27 May 2015
Govt leaves Maori and domestic
violence victims stranded by Relationship Aotearoa
The Government’s closure of Relationships Aotearoa creates a worrying gap in the provision of specialist counselling services to Maori and domestic violence victims and perpetrators, the Green Party said today.
“By shutting down Relationships Aotearoa, the Government is shutting down years of highly specialised knowledge and experience, which has made a real and positive difference to thousands of New Zealanders,” said Green Party women’s issues spokesperson Jan Logie.
“Relationships Aotearoa was New Zealand’s largest provider of counselling – a national, secular, community-based organisation with a reach into some of our smallest communities that cannot be replicated.
“We share the concerns of RA’s Cary Hayward that the four providers named so far by the Government to take over the work done by Relationships Aotearoa may not have the capacity or experience to give the kind of help that’s needed, particularly among Maori and domestic violence victims and perpetrators.

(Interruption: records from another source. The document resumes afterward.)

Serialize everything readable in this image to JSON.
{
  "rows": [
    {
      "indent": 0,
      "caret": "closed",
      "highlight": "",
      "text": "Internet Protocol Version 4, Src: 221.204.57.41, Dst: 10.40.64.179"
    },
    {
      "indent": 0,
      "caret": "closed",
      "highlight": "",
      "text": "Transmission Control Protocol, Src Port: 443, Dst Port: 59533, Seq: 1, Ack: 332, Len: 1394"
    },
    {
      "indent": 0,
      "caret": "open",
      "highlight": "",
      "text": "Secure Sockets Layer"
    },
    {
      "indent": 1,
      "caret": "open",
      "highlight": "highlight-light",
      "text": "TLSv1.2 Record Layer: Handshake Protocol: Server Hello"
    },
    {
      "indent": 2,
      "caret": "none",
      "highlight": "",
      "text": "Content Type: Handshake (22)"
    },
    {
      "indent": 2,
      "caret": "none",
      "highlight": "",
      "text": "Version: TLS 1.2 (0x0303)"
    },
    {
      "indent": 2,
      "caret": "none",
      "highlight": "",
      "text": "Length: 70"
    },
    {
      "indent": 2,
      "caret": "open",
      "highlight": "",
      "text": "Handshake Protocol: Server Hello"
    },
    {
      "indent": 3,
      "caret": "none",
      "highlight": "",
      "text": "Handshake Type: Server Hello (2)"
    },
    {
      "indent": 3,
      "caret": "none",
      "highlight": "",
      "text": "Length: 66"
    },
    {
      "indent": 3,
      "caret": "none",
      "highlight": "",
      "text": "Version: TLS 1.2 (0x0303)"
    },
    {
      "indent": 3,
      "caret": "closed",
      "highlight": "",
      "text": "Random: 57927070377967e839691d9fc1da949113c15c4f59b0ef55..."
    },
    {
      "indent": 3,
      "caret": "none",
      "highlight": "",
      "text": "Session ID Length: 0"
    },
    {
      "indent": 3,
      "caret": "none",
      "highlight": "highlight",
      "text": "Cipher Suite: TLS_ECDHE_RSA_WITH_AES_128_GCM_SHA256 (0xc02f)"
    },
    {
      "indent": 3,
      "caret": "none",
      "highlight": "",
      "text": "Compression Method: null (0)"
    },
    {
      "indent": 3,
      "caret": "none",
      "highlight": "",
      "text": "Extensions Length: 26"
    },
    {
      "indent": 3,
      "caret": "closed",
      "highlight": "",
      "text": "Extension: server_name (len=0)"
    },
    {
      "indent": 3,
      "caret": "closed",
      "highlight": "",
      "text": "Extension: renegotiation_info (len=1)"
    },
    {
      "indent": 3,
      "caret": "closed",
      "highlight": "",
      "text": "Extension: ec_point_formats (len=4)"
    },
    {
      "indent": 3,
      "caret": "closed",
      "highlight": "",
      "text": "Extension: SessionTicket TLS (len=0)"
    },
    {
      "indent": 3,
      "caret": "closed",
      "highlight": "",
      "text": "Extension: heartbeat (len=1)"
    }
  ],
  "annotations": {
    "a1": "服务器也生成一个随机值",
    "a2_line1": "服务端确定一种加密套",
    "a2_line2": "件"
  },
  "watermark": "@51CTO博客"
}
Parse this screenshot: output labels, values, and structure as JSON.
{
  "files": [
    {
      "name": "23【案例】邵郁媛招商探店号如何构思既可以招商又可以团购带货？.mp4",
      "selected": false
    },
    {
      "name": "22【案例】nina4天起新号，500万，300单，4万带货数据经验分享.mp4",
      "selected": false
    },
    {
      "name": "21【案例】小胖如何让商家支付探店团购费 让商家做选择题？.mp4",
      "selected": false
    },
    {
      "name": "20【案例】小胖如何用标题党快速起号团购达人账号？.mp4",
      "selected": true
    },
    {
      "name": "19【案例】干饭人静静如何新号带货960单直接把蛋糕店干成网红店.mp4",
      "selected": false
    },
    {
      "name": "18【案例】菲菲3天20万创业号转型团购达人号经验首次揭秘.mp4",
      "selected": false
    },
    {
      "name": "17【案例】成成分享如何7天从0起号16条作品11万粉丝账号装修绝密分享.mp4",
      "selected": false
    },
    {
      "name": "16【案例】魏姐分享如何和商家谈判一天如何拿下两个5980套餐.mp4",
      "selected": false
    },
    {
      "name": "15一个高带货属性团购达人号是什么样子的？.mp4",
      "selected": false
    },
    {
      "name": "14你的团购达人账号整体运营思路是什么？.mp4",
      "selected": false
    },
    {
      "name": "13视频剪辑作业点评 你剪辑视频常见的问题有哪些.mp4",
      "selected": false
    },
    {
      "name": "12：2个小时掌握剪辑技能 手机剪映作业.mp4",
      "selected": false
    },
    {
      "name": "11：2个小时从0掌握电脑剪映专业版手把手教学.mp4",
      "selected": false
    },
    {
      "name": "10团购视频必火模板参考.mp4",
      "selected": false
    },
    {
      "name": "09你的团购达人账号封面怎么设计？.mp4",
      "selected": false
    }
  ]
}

“Relationships Aotearoa provided a Maori for Maori service, to assist Maori in a culturally sensitive way; it’s thought that none of the new providers will be able to do this.
“It’s also concerning that the named providers do not appear to have a lot of experience dealing with domestic violence – one of the core services provided by Relationships Aotearoa.

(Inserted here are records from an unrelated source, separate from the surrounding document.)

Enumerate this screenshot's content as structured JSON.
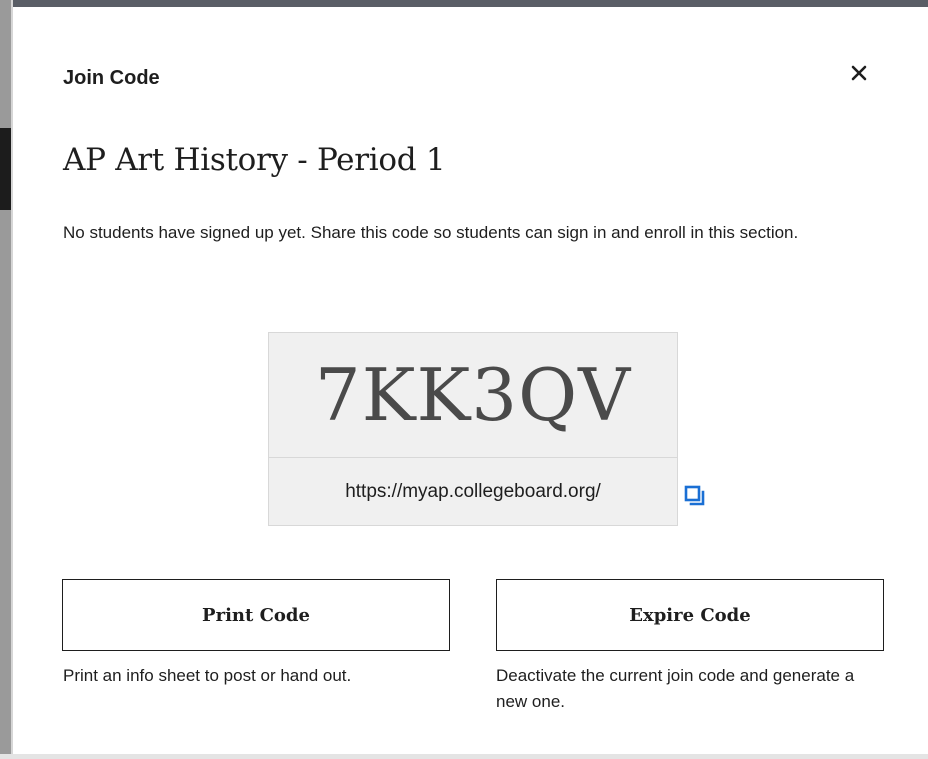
{
  "dialog": {
    "header_title": "Join Code",
    "section_title": "AP Art History - Period 1",
    "description": "No students have signed up yet. Share this code so students can sign in and enroll in this section.",
    "close_icon": "close-icon"
  },
  "join_code": {
    "code": "7KK3QV",
    "url": "https://myap.collegeboard.org/",
    "copy_icon": "copy-icon",
    "copy_icon_color": "#1a6fd4"
  },
  "actions": {
    "print": {
      "label": "Print Code",
      "helper": "Print an info sheet to post or hand out."
    },
    "expire": {
      "label": "Expire Code",
      "helper": "Deactivate the current join code and generate a new one."
    }
  }
}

“We all know domestic violence is a huge problem in New Zealand.
“The Government knows it too, and yet it’s hell-bent on shutting down an organisation that dedicated a lot of time and resource towards addressing it.
“Relationships Aotearoa was doing good work towards assisting families caught up in the domestic abuse cycle – I’d like to know which of the four named new providers will be able to match that work and then build on it.

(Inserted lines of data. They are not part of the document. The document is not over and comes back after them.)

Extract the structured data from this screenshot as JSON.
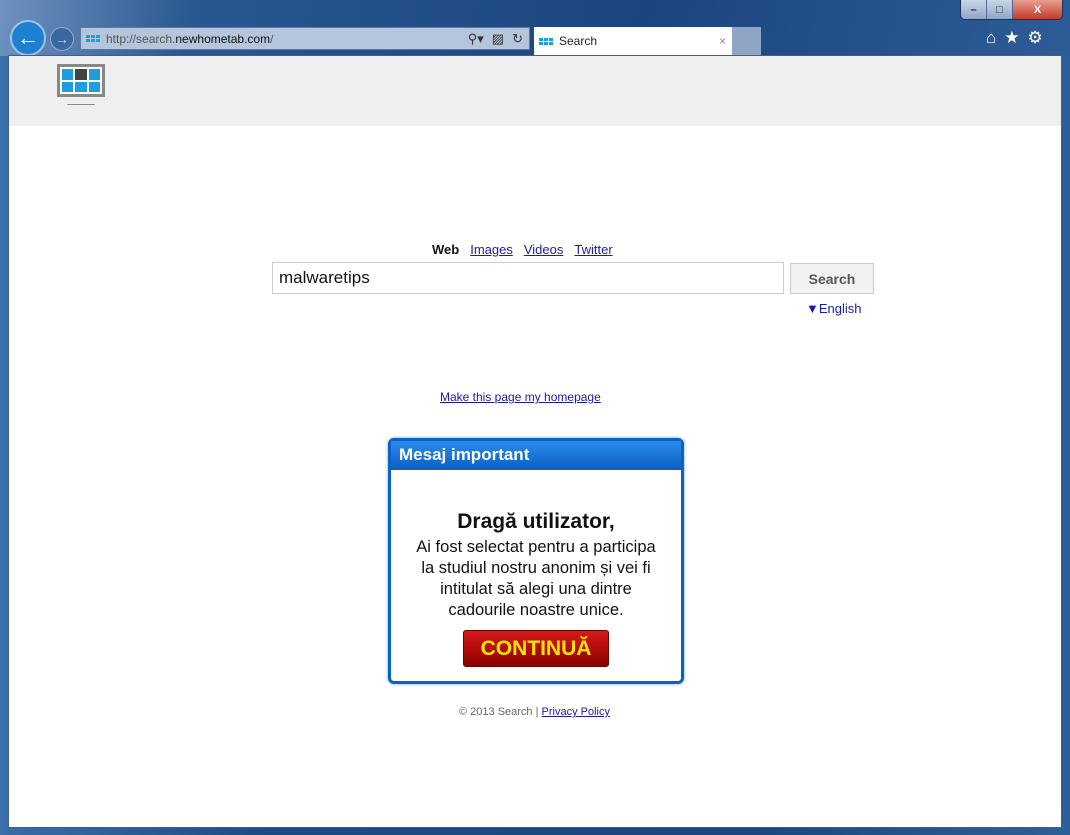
{
  "browser": {
    "url_prefix": "http://search.",
    "url_domain": "newhometab.com",
    "url_suffix": "/",
    "tab_title": "Search",
    "tab_close": "×",
    "window_controls": {
      "minimize": "–",
      "maximize": "□",
      "close": "X"
    }
  },
  "page": {
    "nav": [
      "Web",
      "Images",
      "Videos",
      "Twitter"
    ],
    "search_value": "malwaretips",
    "search_button": "Search",
    "language": "▼English",
    "homepage_link": "Make this page my homepage",
    "footer_copyright": "© 2013 Search |",
    "footer_privacy": "Privacy Policy"
  },
  "popup": {
    "header": "Mesaj important",
    "title": "Dragă utilizator,",
    "lines": [
      "Ai fost selectat pentru a participa",
      "la studiul nostru anonim și vei fi",
      "intitulat să alegi una dintre",
      "cadourile noastre unice."
    ],
    "button": "CONTINUĂ"
  }
}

“If we are to reduce domestic violence and protect women and children we need a full range of services, including intensive therapeutic intervention – something Relationships Aotearoa specialised in and which the new agencies don’t.
“It’s also worth remembering that Lifeline, one of the named new providers, will most likely be undergoing its own restructuring later this year because of Government cuts, with redundancies a possibility.
“This is a Government focused on the short-term bottom line, which puts many of our trusted social services at risk.
“Unfortunately, the closure of Relationships Aotearoa will affect some of our most vulnerable people,” said Ms Logie.